By Lisa Wellington | Lynnwood Times Contributor
A great way to anchor mindfulness practices into your daily activities is to find moments of pause that are already built into your routines. Waiting in a grocery line, waiting for the microwave bell to ring, or even while driving.
Today I’ll share with you one of my most sneaky and effective Mindfulness practices. It’s a clever way to get a 2-minute stress reliever integrated throughout your day!
When you come to a lighted intersection and are waiting for your green light to go,
- Take your hands off the wheel
- Place them on your lap. Palms up or down, it doesn’t matter.
Result: You will instantly feel your shoulders drop and relax. You may even instinctively take a deeper breath.
Now look around. Ground yourself. You’ve got a good 90 seconds to 2 minutes or more to wait for your green light. You may as well use this time to relax in an attentive and alert state.
- Take in what you notice in your environment. Look around. Get yourself grounded.
- Take note of what thoughts, feelings, sensations arise.
- Relax. Breath.
- Maybe even turn off the music or alternatively, put on some relaxing or enjoyable tunes.
- Just BE
Every time you come to an intersection while driving, drop your hands off the wheel. It will become habit because it feels relaxing and soothing to your nervous system. Even if you are a passenger, notice your opportunity to relax and be attentive in the moment when you are at lighted intersections.
Lisa Wellington is a Certified Mindfulness Teacher who writes about integrative practices that downshift stress, increase insight, and jumpstart joy.
She is best known for her work with law enforcement professionals as well as those challenged by housing instability and addiction. Trained in the Fine Arts at Washington State University, she specializes in group training that engages participants’ inherent creativity.

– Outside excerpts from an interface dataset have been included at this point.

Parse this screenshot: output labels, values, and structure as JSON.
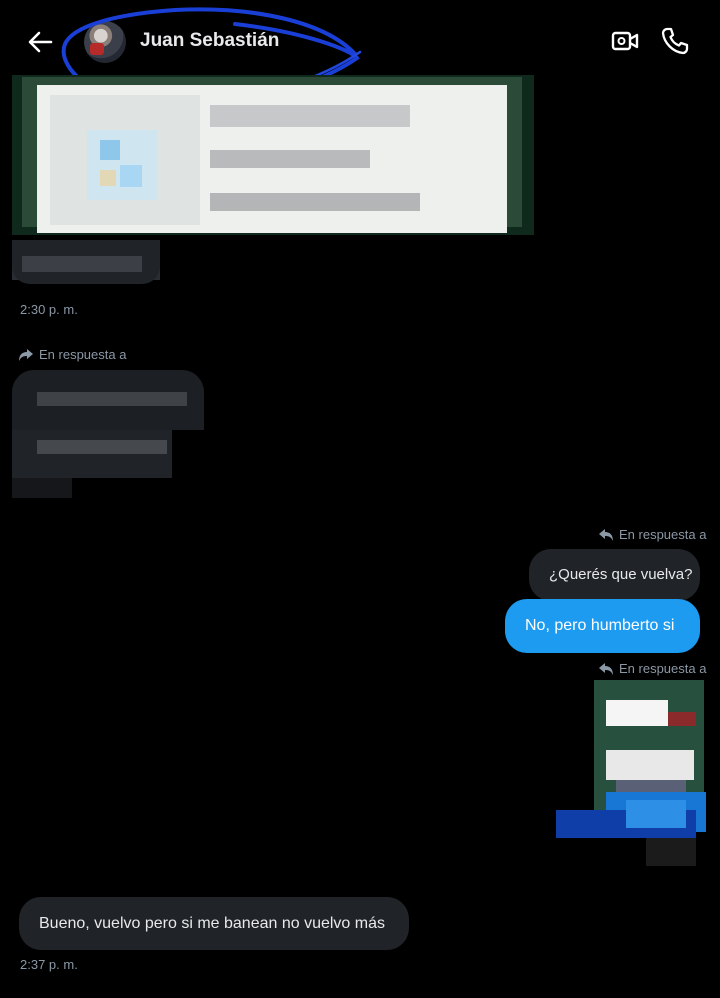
{
  "header": {
    "contact_name": "Juan Sebastián",
    "back_icon": "arrow-left-icon",
    "video_icon": "video-camera-icon",
    "call_icon": "phone-icon"
  },
  "messages": {
    "first_timestamp": "2:30 p. m.",
    "reply_label_incoming": "En respuesta a",
    "reply_label_outgoing_1": "En respuesta a",
    "quoted_text": "¿Querés que vuelva?",
    "my_reply": "No, pero humberto si",
    "reply_label_outgoing_2": "En respuesta a",
    "last_message": "Bueno, vuelvo pero si me banean no vuelvo más",
    "last_timestamp": "2:37 p. m."
  },
  "colors": {
    "background": "#000000",
    "bubble_incoming": "#202327",
    "bubble_outgoing": "#1d9bf0",
    "secondary_text": "#8b98a5",
    "scribble": "#1a3fd6"
  }
}
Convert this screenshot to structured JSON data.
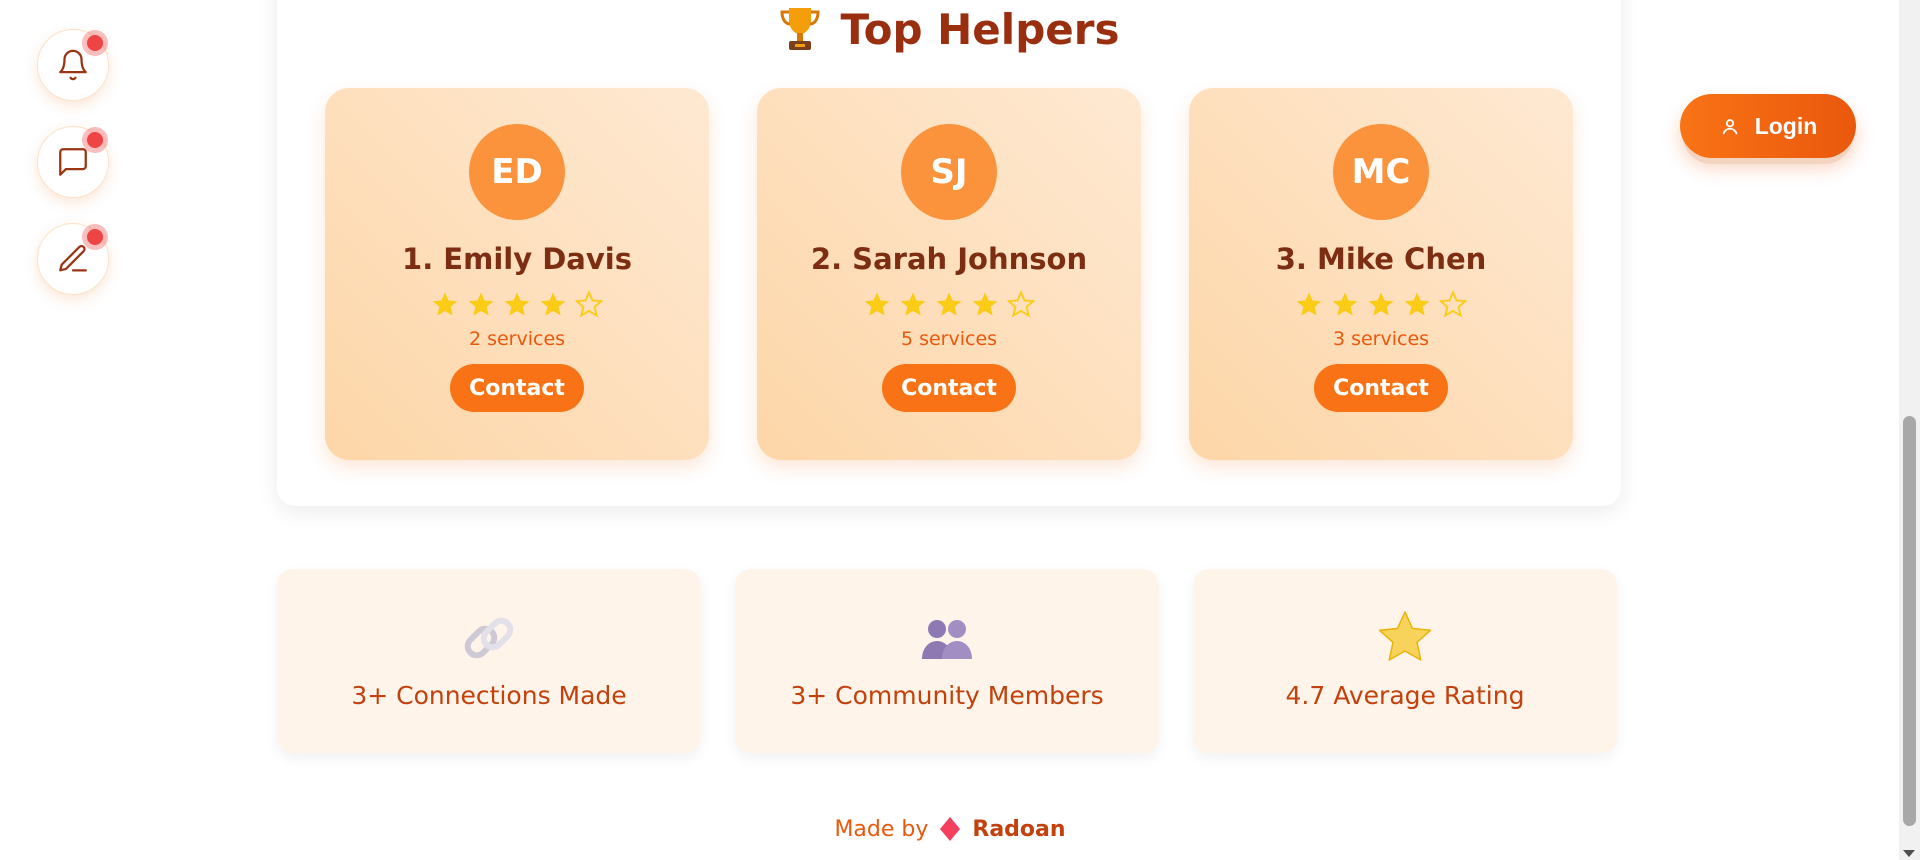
{
  "fabs": [
    {
      "icon": "bell-icon",
      "has_notification": true
    },
    {
      "icon": "message-icon",
      "has_notification": true
    },
    {
      "icon": "pen-icon",
      "has_notification": true
    }
  ],
  "header": {
    "login_label": "Login",
    "login_icon": "user-icon"
  },
  "top_helpers": {
    "title": "Top Helpers",
    "title_icon": "trophy-icon",
    "helpers": [
      {
        "initials": "ED",
        "name": "1. Emily Davis",
        "rating": 4,
        "max_rating": 5,
        "services": "2 services",
        "contact_label": "Contact"
      },
      {
        "initials": "SJ",
        "name": "2. Sarah Johnson",
        "rating": 4,
        "max_rating": 5,
        "services": "5 services",
        "contact_label": "Contact"
      },
      {
        "initials": "MC",
        "name": "3. Mike Chen",
        "rating": 4,
        "max_rating": 5,
        "services": "3 services",
        "contact_label": "Contact"
      }
    ]
  },
  "stats": [
    {
      "icon": "link-icon",
      "label": "3+ Connections Made"
    },
    {
      "icon": "people-icon",
      "label": "3+ Community Members"
    },
    {
      "icon": "star-icon",
      "label": "4.7 Average Rating"
    }
  ],
  "footer": {
    "made_by": "Made by",
    "brand_icon": "diamond-icon",
    "brand": "Radoan"
  },
  "colors": {
    "accent": "#f97316",
    "title": "#9a2f10",
    "notification": "#ef4444",
    "star": "#facc15"
  }
}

If she is not under a stack of books about psychology and spirituality, she can be found at a Puget Sound beach or nearby trail, always searching for the absurd, which is her superpower.